PROVIDED INFORMATION:
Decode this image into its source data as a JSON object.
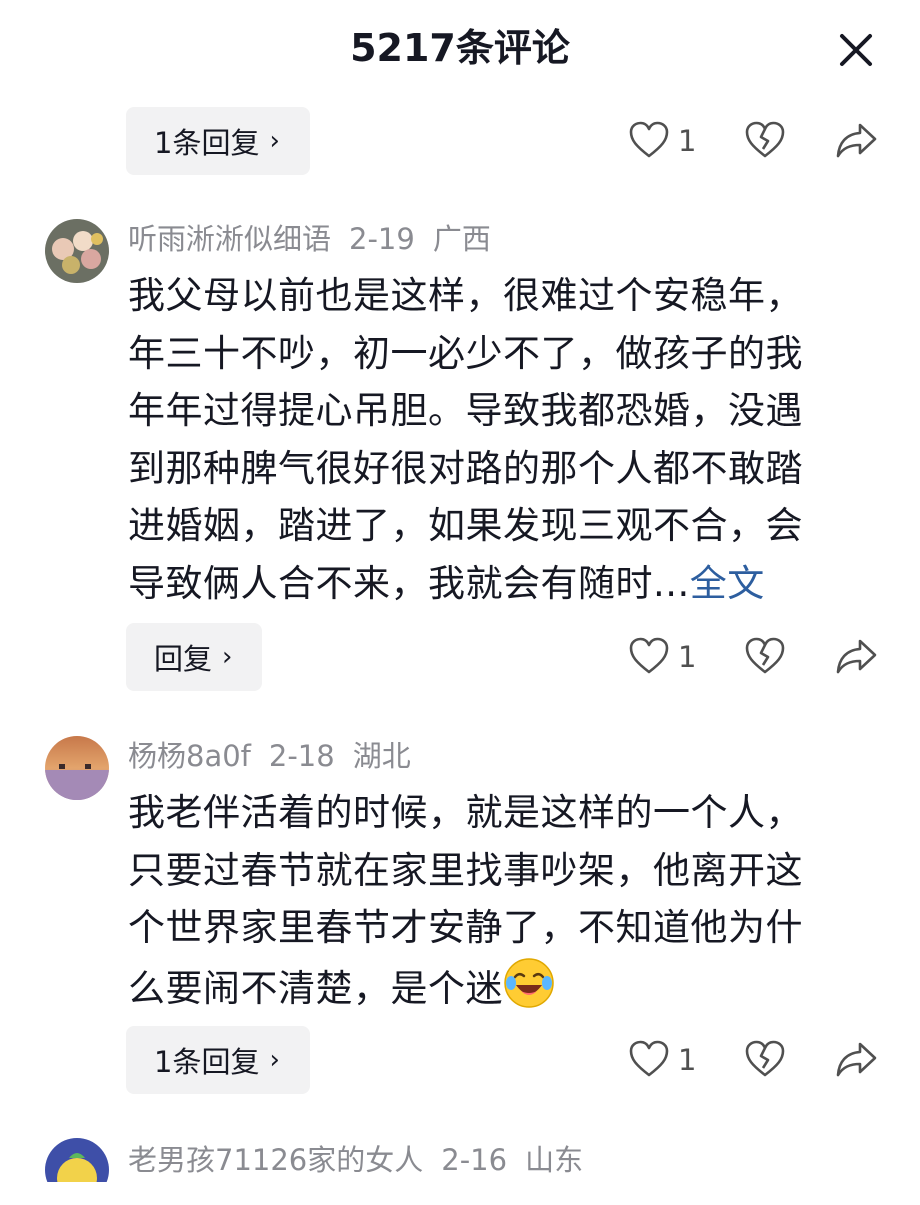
{
  "header": {
    "title": "5217条评论",
    "close_icon": "close-icon"
  },
  "top_actions": {
    "reply_label": "1条回复",
    "like_count": "1"
  },
  "comments": [
    {
      "username": "听雨淅淅似细语",
      "date": "2-19",
      "location": "广西",
      "text_lines": [
        "我父母以前也是这样，很难过个安稳年，",
        "年三十不吵，初一必少不了，做孩子的我",
        "年年过得提心吊胆。导致我都恐婚，没遇",
        "到那种脾气很好很对路的那个人都不敢踏",
        "进婚姻，踏进了，如果发现三观不合，会",
        "导致俩人合不来，我就会有随时..."
      ],
      "more_label": "全文",
      "reply_label": "回复",
      "like_count": "1"
    },
    {
      "username": "杨杨8a0f",
      "date": "2-18",
      "location": "湖北",
      "text_lines": [
        "我老伴活着的时候，就是这样的一个人，",
        "只要过春节就在家里找事吵架，他离开这",
        "个世界家里春节才安静了，不知道他为什",
        "么要闹不清楚，是个迷"
      ],
      "emoji": "laughing-crying-emoji",
      "reply_label": "1条回复",
      "like_count": "1"
    },
    {
      "username": "老男孩71126家的女人",
      "date": "2-16",
      "location": "山东"
    }
  ],
  "colors": {
    "text": "#161823",
    "meta": "#8a8b91",
    "link": "#2d5e9f",
    "button_bg": "#f2f2f3"
  }
}
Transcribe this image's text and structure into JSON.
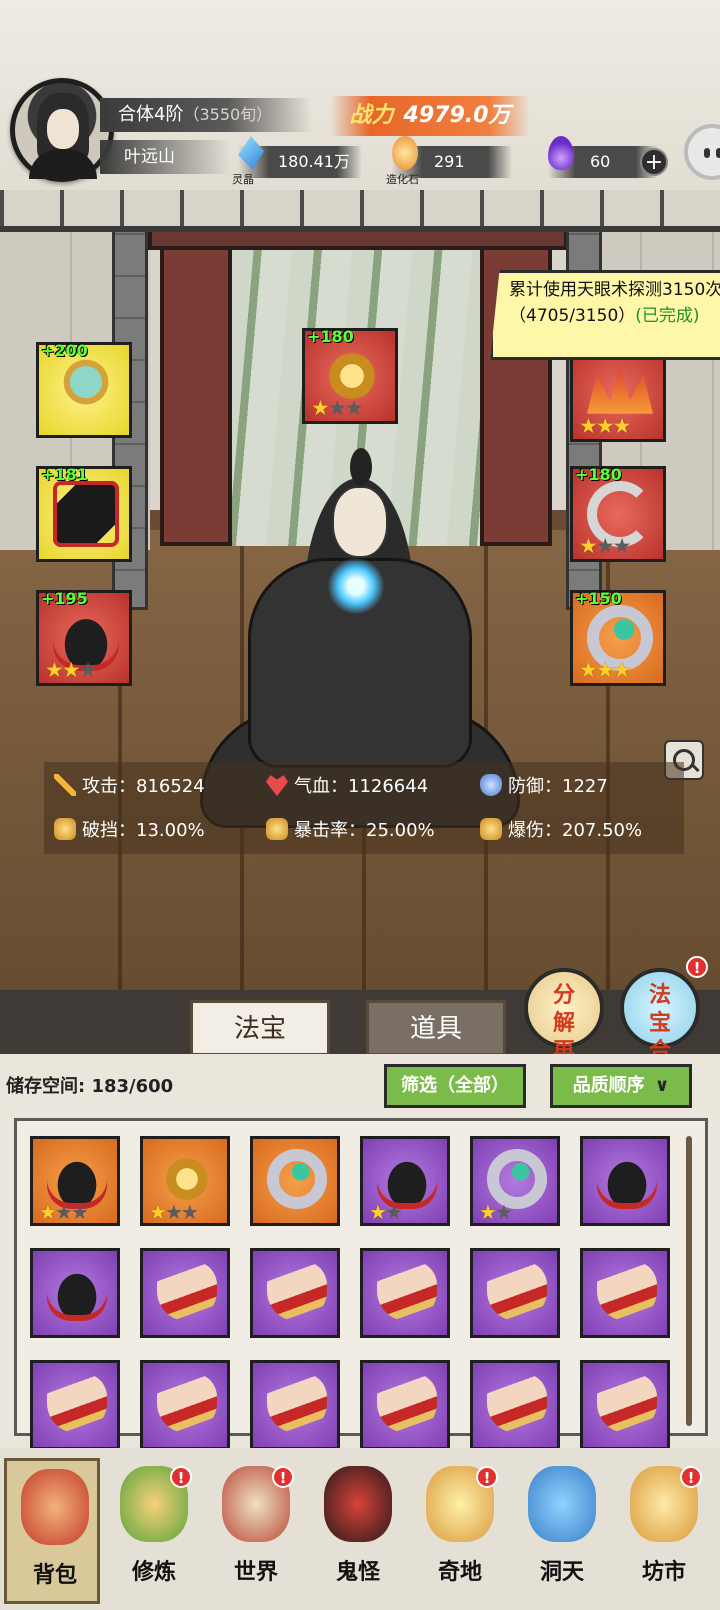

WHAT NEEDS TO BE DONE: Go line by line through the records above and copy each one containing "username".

OUTPUT FOR THIS EXERCISE:
      "username": "听雨淅淅似细语",
      "username": "杨杨8a0f",
      "username": "老男孩71126家的女人",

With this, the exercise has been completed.